Kidney Disease, an Underestimated Killer

Kidney disease doesn’t get the attention, funding or concern associated with cancers of the breast or prostate. But it actually kills more Americans — 90,000 a year — than both malignancies combined.

Even when it is not fatal, the cost of treating end-stage kidney disease through dialysis or a kidney transplant is astronomical, more than fivefold what Medicare pays annually for the average patient over age 65. The charges do not include the inestimable costs to quality of life among patients with advanced kidney disease.

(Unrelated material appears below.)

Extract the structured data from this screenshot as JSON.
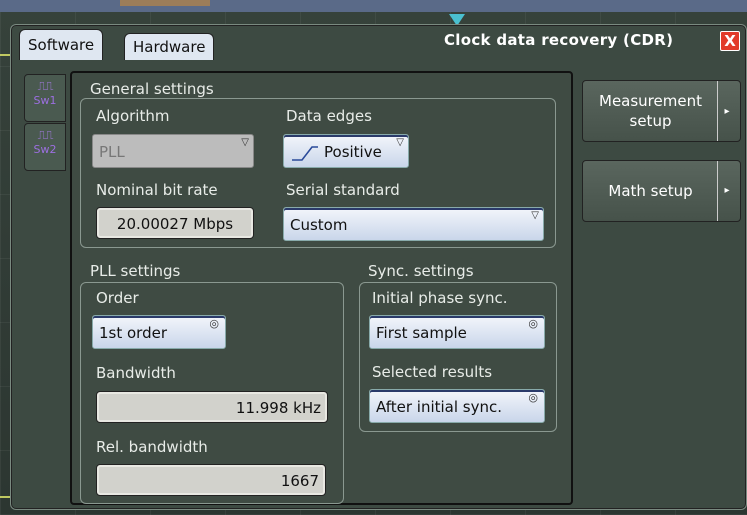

Much is known about who faces the greatest risks of developing chronic kidney disease and how it can be prevented, detected in its early stages, and treated to slow or halt its progression. But unless people at risk are tested, they are unlikely to know they have kidney disease; it produces no symptoms until it is quite advanced.

Read full text at The New York Times